START Source data

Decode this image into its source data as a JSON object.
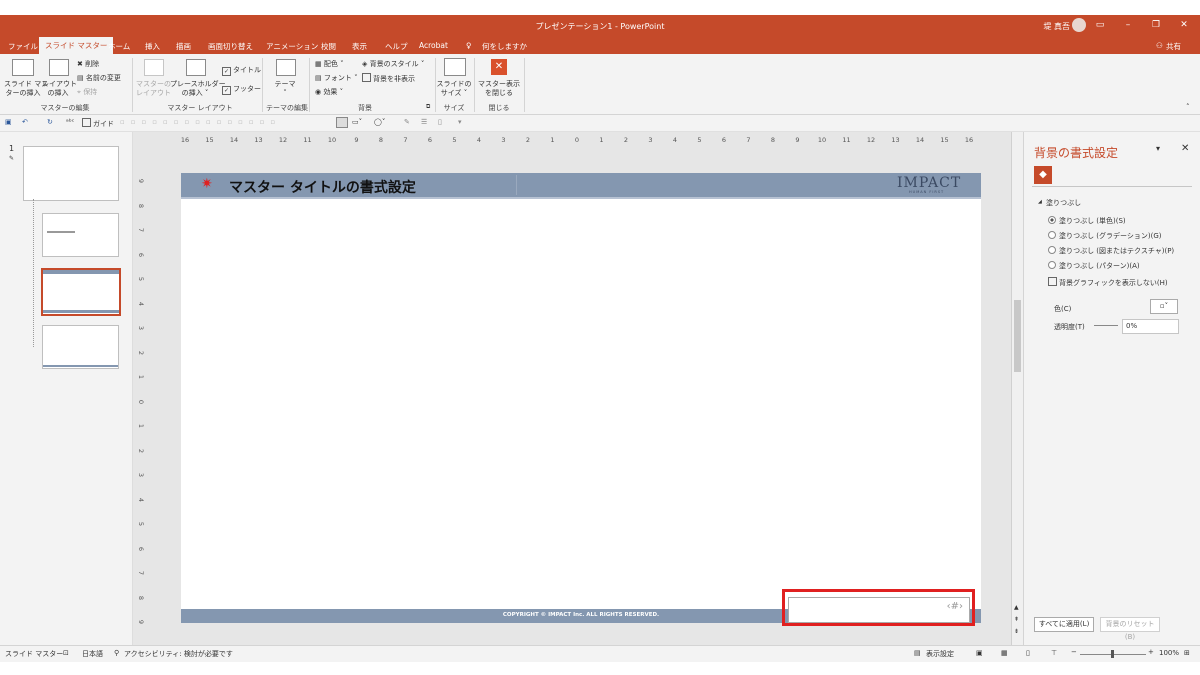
{
  "window": {
    "title": "プレゼンテーション1  -  PowerPoint",
    "user": "堤 真吾",
    "share": "共有"
  },
  "tabs": [
    "ファイル",
    "スライド マスター",
    "ホーム",
    "挿入",
    "描画",
    "画面切り替え",
    "アニメーション",
    "校閲",
    "表示",
    "ヘルプ",
    "Acrobat",
    "何をしますか"
  ],
  "ribbon": {
    "insert_master": "スライド マス\nターの挿入",
    "insert_layout": "レイアウト\nの挿入",
    "delete": "削除",
    "rename": "名前の変更",
    "preserve": "保持",
    "group_edit": "マスターの編集",
    "master_layout": "マスターの\nレイアウト",
    "insert_placeholder": "プレースホルダー\nの挿入 ˅",
    "title_chk": "タイトル",
    "footer_chk": "フッター",
    "group_layout": "マスター レイアウト",
    "themes": "テーマ",
    "group_theme": "テーマの編集",
    "colors": "配色 ˅",
    "fonts": "フォント ˅",
    "effects": "効果 ˅",
    "bg_styles": "背景のスタイル ˅",
    "hide_bg": "背景を非表示",
    "group_bg": "背景",
    "slide_size": "スライドの\nサイズ ˅",
    "group_size": "サイズ",
    "close_master": "マスター表示\nを閉じる",
    "group_close": "閉じる"
  },
  "qat": {
    "guide": "ガイド"
  },
  "thumbs": {
    "number": "1"
  },
  "ruler_h": [
    "16",
    "15",
    "14",
    "13",
    "12",
    "11",
    "10",
    "9",
    "8",
    "7",
    "6",
    "5",
    "4",
    "3",
    "2",
    "1",
    "0",
    "1",
    "2",
    "3",
    "4",
    "5",
    "6",
    "7",
    "8",
    "9",
    "10",
    "11",
    "12",
    "13",
    "14",
    "15",
    "16"
  ],
  "ruler_v": [
    "9",
    "8",
    "7",
    "6",
    "5",
    "4",
    "3",
    "2",
    "1",
    "0",
    "1",
    "2",
    "3",
    "4",
    "5",
    "6",
    "7",
    "8",
    "9"
  ],
  "slide": {
    "title": "マスター タイトルの書式設定",
    "logo": "IMPACT",
    "logo_sub": "HUMAN FIRST",
    "footer": "COPYRIGHT © IMPACT Inc. ALL RIGHTS RESERVED.",
    "page_num": "‹#›"
  },
  "pane": {
    "title": "背景の書式設定",
    "section": "塗りつぶし",
    "options": [
      "塗りつぶし (単色)(S)",
      "塗りつぶし (グラデーション)(G)",
      "塗りつぶし (図またはテクスチャ)(P)",
      "塗りつぶし (パターン)(A)"
    ],
    "selected_index": 0,
    "hide_graphics": "背景グラフィックを表示しない(H)",
    "color_label": "色(C)",
    "transparency_label": "透明度(T)",
    "transparency_value": "0%",
    "apply_all": "すべてに適用(L)",
    "reset": "背景のリセット(B)"
  },
  "status": {
    "view": "スライド マスター",
    "lang": "日本語",
    "accessibility": "アクセシビリティ: 検討が必要です",
    "display_settings": "表示設定",
    "zoom": "100%"
  },
  "colors": {
    "accent": "#c54a2a",
    "slide_bar": "#8497b0",
    "highlight": "#e02020"
  }
}
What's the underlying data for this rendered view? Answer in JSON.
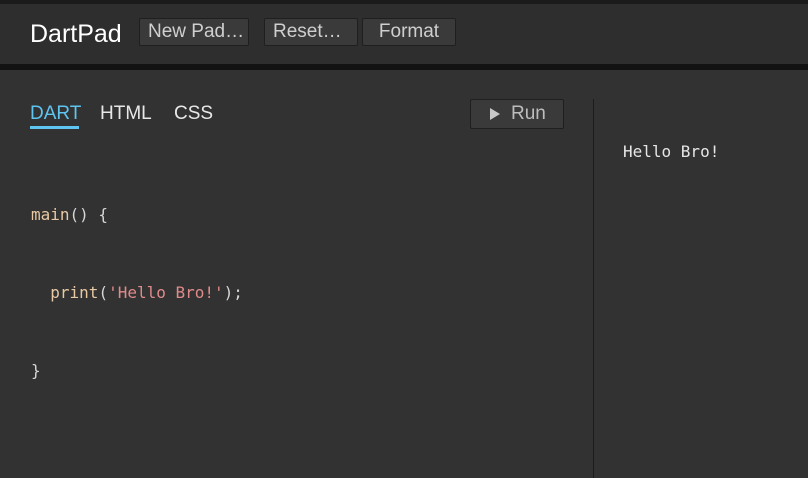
{
  "header": {
    "title": "DartPad",
    "buttons": {
      "new_pad": "New Pad…",
      "reset": "Reset…",
      "format": "Format"
    }
  },
  "editor": {
    "tabs": [
      {
        "label": "DART",
        "active": true
      },
      {
        "label": "HTML",
        "active": false
      },
      {
        "label": "CSS",
        "active": false
      }
    ],
    "run_button": {
      "label": "Run",
      "icon": "play-icon"
    },
    "code": {
      "line1": {
        "fn": "main",
        "rest": "() {"
      },
      "line2": {
        "indent": "  ",
        "fn": "print",
        "open": "(",
        "str": "'Hello Bro!'",
        "close": ");"
      },
      "line3": {
        "text": "}"
      }
    }
  },
  "output": {
    "text": "Hello Bro!"
  },
  "colors": {
    "accent": "#5ec4f0",
    "background": "#323232",
    "header_background": "#2e2e2e",
    "string": "#e08a8a",
    "function": "#e8c9a3"
  }
}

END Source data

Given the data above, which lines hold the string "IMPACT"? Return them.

* [Solved problem]
    "logo": "IMPACT",
    "footer": "COPYRIGHT © IMPACT Inc. ALL RIGHTS RESERVED.",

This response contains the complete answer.